Content starts

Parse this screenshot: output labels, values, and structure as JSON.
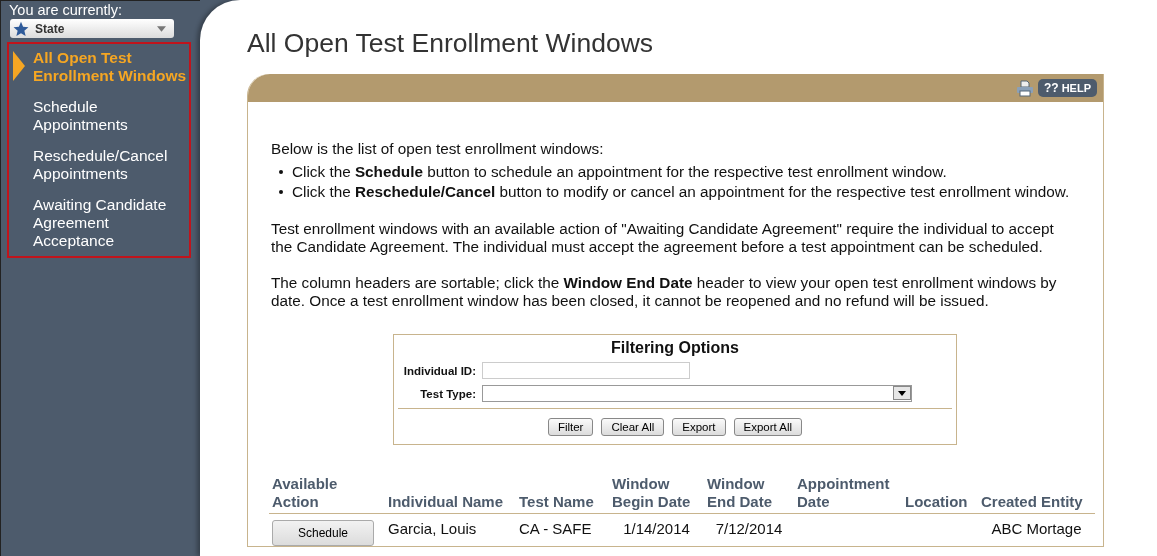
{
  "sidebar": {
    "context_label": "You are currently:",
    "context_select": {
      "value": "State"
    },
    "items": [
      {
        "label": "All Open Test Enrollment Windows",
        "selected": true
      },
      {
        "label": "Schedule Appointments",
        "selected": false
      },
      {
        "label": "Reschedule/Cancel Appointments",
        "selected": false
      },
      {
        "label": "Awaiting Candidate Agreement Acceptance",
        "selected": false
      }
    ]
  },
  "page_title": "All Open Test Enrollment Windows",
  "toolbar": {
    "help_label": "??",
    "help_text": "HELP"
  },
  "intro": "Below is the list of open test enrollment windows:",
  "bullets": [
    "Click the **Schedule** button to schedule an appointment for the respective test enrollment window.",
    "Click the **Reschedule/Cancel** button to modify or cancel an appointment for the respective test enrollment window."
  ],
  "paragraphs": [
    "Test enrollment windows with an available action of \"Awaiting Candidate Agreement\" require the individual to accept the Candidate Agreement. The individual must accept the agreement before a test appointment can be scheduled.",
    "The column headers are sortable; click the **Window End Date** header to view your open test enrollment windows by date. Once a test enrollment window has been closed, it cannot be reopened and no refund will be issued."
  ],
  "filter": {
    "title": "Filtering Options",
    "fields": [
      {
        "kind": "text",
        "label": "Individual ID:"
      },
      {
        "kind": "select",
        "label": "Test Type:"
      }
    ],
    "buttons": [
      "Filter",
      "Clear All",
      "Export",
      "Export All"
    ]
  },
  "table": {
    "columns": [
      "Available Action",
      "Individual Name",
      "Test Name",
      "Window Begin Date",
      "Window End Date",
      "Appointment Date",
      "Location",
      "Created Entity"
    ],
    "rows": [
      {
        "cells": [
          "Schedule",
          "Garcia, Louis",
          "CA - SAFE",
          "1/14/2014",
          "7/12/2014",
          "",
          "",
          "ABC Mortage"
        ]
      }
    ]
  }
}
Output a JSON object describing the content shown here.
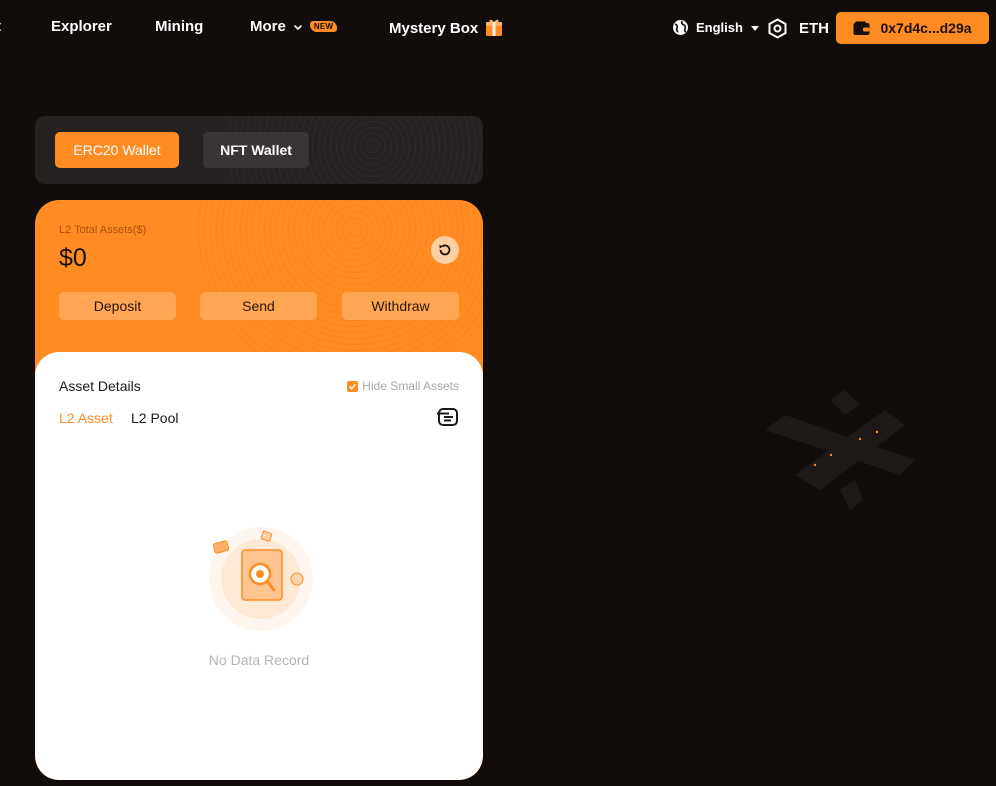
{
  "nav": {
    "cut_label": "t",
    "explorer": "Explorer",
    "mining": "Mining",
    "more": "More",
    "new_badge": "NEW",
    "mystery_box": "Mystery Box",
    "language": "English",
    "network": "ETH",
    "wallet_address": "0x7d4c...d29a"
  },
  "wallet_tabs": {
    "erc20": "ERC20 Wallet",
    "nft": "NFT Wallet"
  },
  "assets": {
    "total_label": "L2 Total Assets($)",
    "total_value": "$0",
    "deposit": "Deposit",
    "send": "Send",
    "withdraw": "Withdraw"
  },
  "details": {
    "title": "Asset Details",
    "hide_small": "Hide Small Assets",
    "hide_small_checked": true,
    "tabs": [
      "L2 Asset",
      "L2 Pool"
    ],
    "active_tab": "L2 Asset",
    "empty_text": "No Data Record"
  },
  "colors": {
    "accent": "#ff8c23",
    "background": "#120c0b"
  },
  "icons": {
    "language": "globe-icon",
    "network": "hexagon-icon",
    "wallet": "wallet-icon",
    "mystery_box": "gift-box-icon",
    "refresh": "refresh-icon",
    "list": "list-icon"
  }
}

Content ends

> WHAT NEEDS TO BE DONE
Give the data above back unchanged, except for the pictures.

> OUTPUT BELOW
Parse this screenshot: output labels, values, and structure as JSON.
{
  "sidebar": {
    "context_label": "You are currently:",
    "context_select": {
      "value": "State"
    },
    "items": [
      {
        "label": "All Open Test Enrollment Windows",
        "selected": true
      },
      {
        "label": "Schedule Appointments",
        "selected": false
      },
      {
        "label": "Reschedule/Cancel Appointments",
        "selected": false
      },
      {
        "label": "Awaiting Candidate Agreement Acceptance",
        "selected": false
      }
    ]
  },
  "page_title": "All Open Test Enrollment Windows",
  "toolbar": {
    "help_label": "??",
    "help_text": "HELP"
  },
  "intro": "Below is the list of open test enrollment windows:",
  "bullets": [
    "Click the **Schedule** button to schedule an appointment for the respective test enrollment window.",
    "Click the **Reschedule/Cancel** button to modify or cancel an appointment for the respective test enrollment window."
  ],
  "paragraphs": [
    "Test enrollment windows with an available action of \"Awaiting Candidate Agreement\" require the individual to accept the Candidate Agreement. The individual must accept the agreement before a test appointment can be scheduled.",
    "The column headers are sortable; click the **Window End Date** header to view your open test enrollment windows by date. Once a test enrollment window has been closed, it cannot be reopened and no refund will be issued."
  ],
  "filter": {
    "title": "Filtering Options",
    "fields": [
      {
        "kind": "text",
        "label": "Individual ID:"
      },
      {
        "kind": "select",
        "label": "Test Type:"
      }
    ],
    "buttons": [
      "Filter",
      "Clear All",
      "Export",
      "Export All"
    ]
  },
  "table": {
    "columns": [
      "Available Action",
      "Individual Name",
      "Test Name",
      "Window Begin Date",
      "Window End Date",
      "Appointment Date",
      "Location",
      "Created Entity"
    ],
    "rows": [
      {
        "cells": [
          "Schedule",
          "Garcia, Louis",
          "CA - SAFE",
          "1/14/2014",
          "7/12/2014",
          "",
          "",
          "ABC Mortage"
        ]
      }
    ]
  }
}
Output a JSON object describing the content shown here.
{
  "nav": {
    "cut_label": "t",
    "explorer": "Explorer",
    "mining": "Mining",
    "more": "More",
    "new_badge": "NEW",
    "mystery_box": "Mystery Box",
    "language": "English",
    "network": "ETH",
    "wallet_address": "0x7d4c...d29a"
  },
  "wallet_tabs": {
    "erc20": "ERC20 Wallet",
    "nft": "NFT Wallet"
  },
  "assets": {
    "total_label": "L2 Total Assets($)",
    "total_value": "$0",
    "deposit": "Deposit",
    "send": "Send",
    "withdraw": "Withdraw"
  },
  "details": {
    "title": "Asset Details",
    "hide_small": "Hide Small Assets",
    "hide_small_checked": true,
    "tabs": [
      "L2 Asset",
      "L2 Pool"
    ],
    "active_tab": "L2 Asset",
    "empty_text": "No Data Record"
  },
  "colors": {
    "accent": "#ff8c23",
    "background": "#120c0b"
  },
  "icons": {
    "language": "globe-icon",
    "network": "hexagon-icon",
    "wallet": "wallet-icon",
    "mystery_box": "gift-box-icon",
    "refresh": "refresh-icon",
    "list": "list-icon"
  }
}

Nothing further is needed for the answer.